This is another photograph from a lab in the Charles Harris Group at UC Berkeley. I previously photographed this effusion cell apparatus from an orthogonal orientation, but I also found this shot at its long axis intriguing. The sense of complexity and purpose, but also the sense of aesthetic minimalism, always attracts me to physics apparatuses.
UC Berkeley’s student machine shop has a truly fascinating collection of old machines that are still fantastically useful. (I’ve posted on it before.) This particular photograph is of a lathe’s controls–both those for moving the tool bit relative to the metal as well as those for the automatic feeds.
When everything I work with in the laser lab is computer-controlled, it’s refreshing to work with a machine that works entirely from a clever design of gears and cogs. There’s a solidity and strength in a device that is completely independent of interference from microprocessors.
Berkeley has a Student Machine Shop, and my scientific experiments would never get off the group without it. I’ve lost track of the number of times that I’ve needed a part that has never before been made–I can only imagine in my mind what I need. I make some preliminary drawings, and I head up to the shop to machine this fantasy part from aluminum or, more rarely, steel. To see that form from my imagination slowly becoming reality is one of the most exciting experiences I’ve ever had. (It’s probably worth noting that I started as a sculptor before transitioning to photography.)

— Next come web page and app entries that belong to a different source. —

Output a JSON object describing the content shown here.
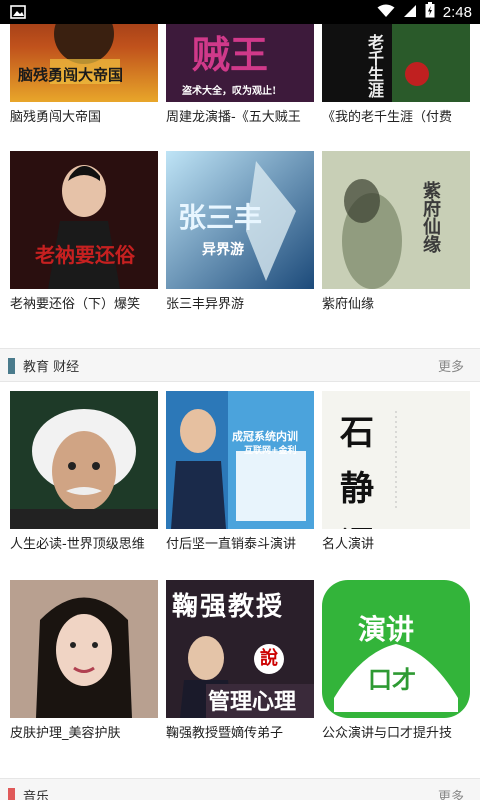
{
  "status_bar": {
    "time": "2:48",
    "icons": [
      "image-icon",
      "wifi-icon",
      "cell-signal-icon",
      "battery-icon"
    ]
  },
  "row1": {
    "items": [
      {
        "title": "脑残勇闯大帝国",
        "cover_text": "脑残勇闯大帝国"
      },
      {
        "title": "周建龙演播-《五大贼王",
        "cover_text": "贼王",
        "cover_subtext": "盗术大全，叹为观止!"
      },
      {
        "title": "《我的老千生涯（付费",
        "cover_text": "老千生涯"
      }
    ]
  },
  "row2": {
    "items": [
      {
        "title": "老衲要还俗（下）爆笑",
        "cover_text": "老衲要还俗"
      },
      {
        "title": "张三丰异界游",
        "cover_text": "张三丰",
        "cover_subtext": "异界游"
      },
      {
        "title": "紫府仙缘",
        "cover_text": "紫府仙缘"
      }
    ]
  },
  "section_education": {
    "title": "教育 财经",
    "more": "更多",
    "accent": "#4a7b8c"
  },
  "row3": {
    "items": [
      {
        "title": "人生必读-世界顶级思维"
      },
      {
        "title": "付后坚一直销泰斗演讲",
        "cover_text": "成冠系统内训",
        "cover_subtext": "互联网+金利"
      },
      {
        "title": "名人演讲",
        "cover_text": "石 静 语 聽"
      }
    ]
  },
  "row4": {
    "items": [
      {
        "title": "皮肤护理_美容护肤"
      },
      {
        "title": "鞠强教授暨嫡传弟子",
        "cover_text": "鞠强教授",
        "cover_subtext": "管理心理",
        "badge": "說"
      },
      {
        "title": "公众演讲与口才提升技",
        "cover_text": "演讲",
        "cover_subtext": "口才"
      }
    ]
  },
  "section_music": {
    "title": "音乐",
    "more": "更多",
    "accent": "#e05a5a"
  }
}
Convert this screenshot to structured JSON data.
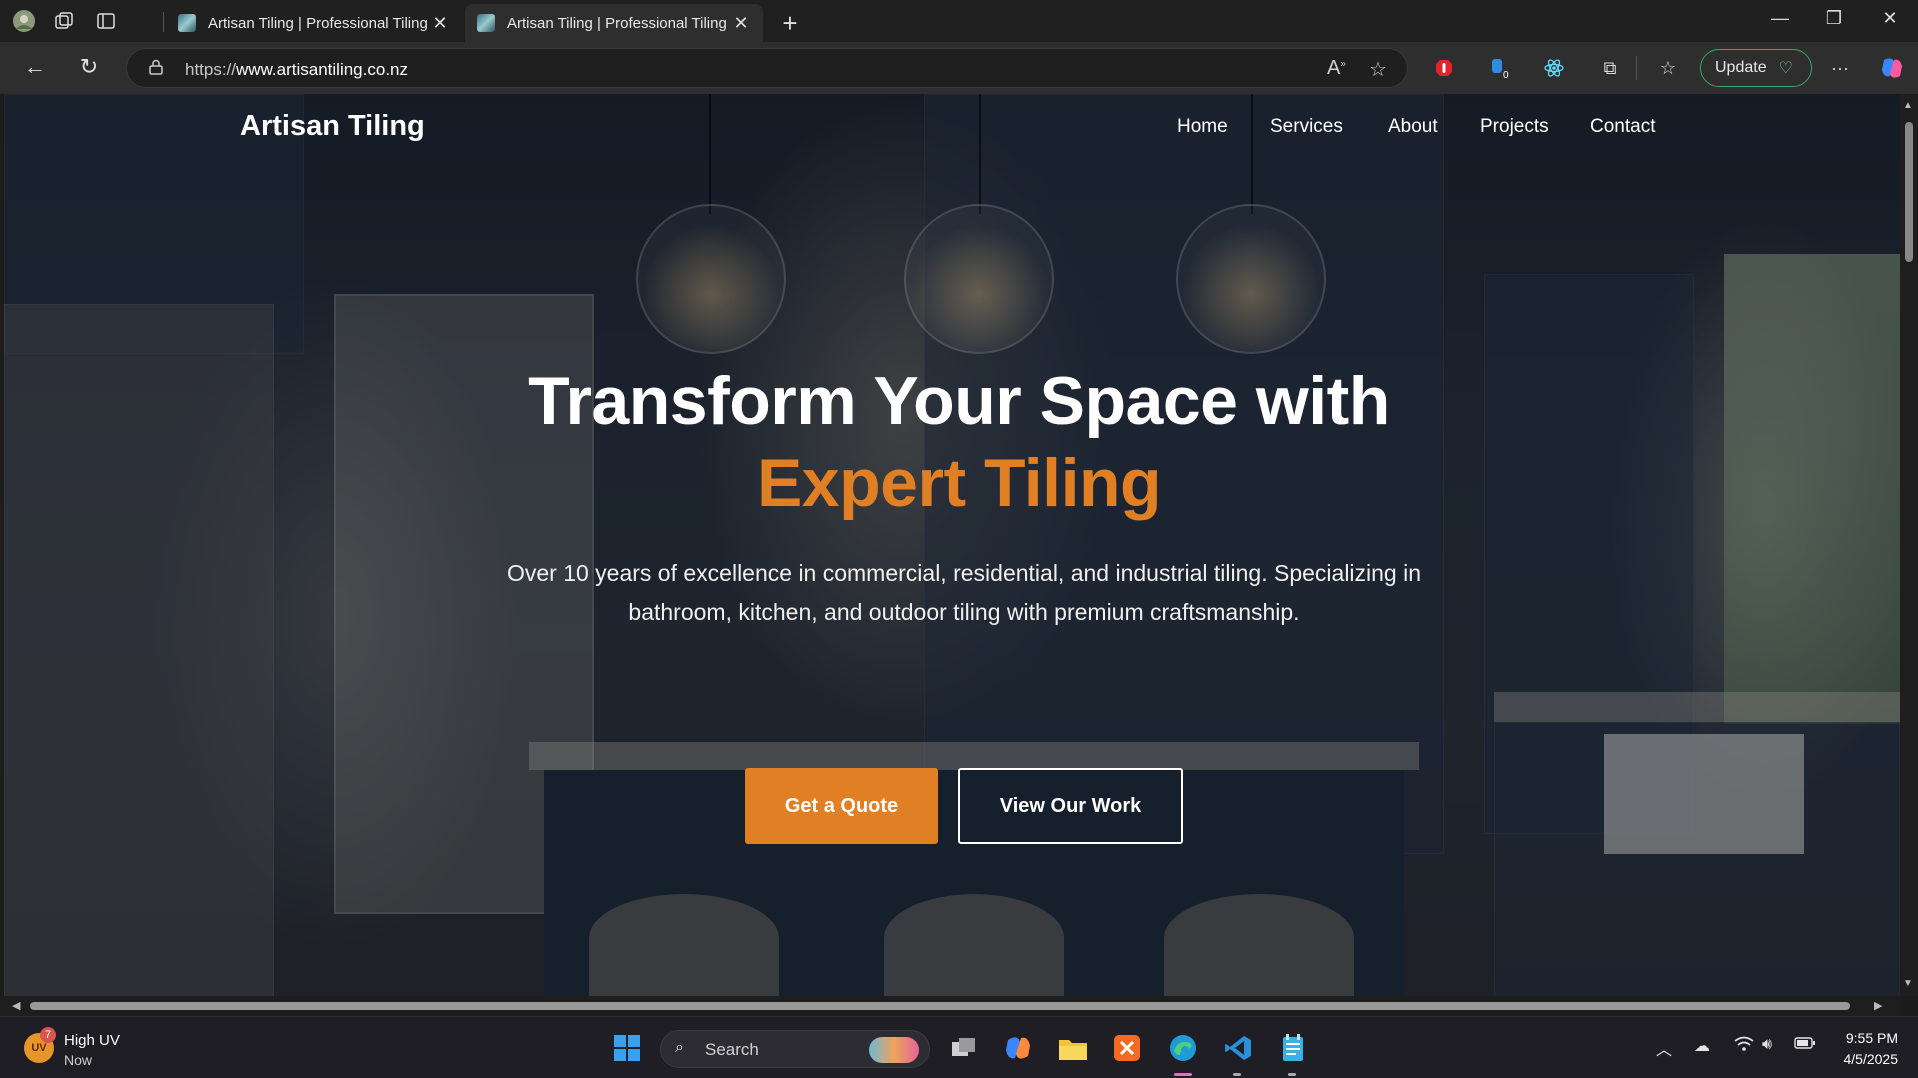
{
  "browser": {
    "tabs": [
      {
        "title": "Artisan Tiling | Professional Tiling",
        "active": false
      },
      {
        "title": "Artisan Tiling | Professional Tiling",
        "active": true
      }
    ],
    "new_tab_icon": "plus-icon",
    "url_prefix": "https://",
    "url_host": "www.artisantiling.co.nz",
    "update_label": "Update",
    "extension_badge": "0"
  },
  "site": {
    "logo": "Artisan Tiling",
    "nav": [
      "Home",
      "Services",
      "About",
      "Projects",
      "Contact"
    ],
    "hero": {
      "title_line1": "Transform Your Space with",
      "title_line2": "Expert Tiling",
      "subtitle": "Over 10 years of excellence in commercial, residential, and industrial tiling. Specializing in bathroom, kitchen, and outdoor tiling with premium craftsmanship.",
      "primary_cta": "Get a Quote",
      "secondary_cta": "View Our Work"
    },
    "colors": {
      "accent": "#e07f24",
      "text": "#ffffff"
    }
  },
  "taskbar": {
    "weather_title": "High UV",
    "weather_sub": "Now",
    "weather_icon_text": "UV",
    "weather_badge": "7",
    "search_placeholder": "Search",
    "time": "9:55 PM",
    "date": "4/5/2025"
  }
}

This particular photograph is of a milling machine, used to make planes, grooves, and holes in metal. In many ways, it’s a lot more flexible than a lathe (the other ubiquitous machine shop tool), but also a bit more threatening looking.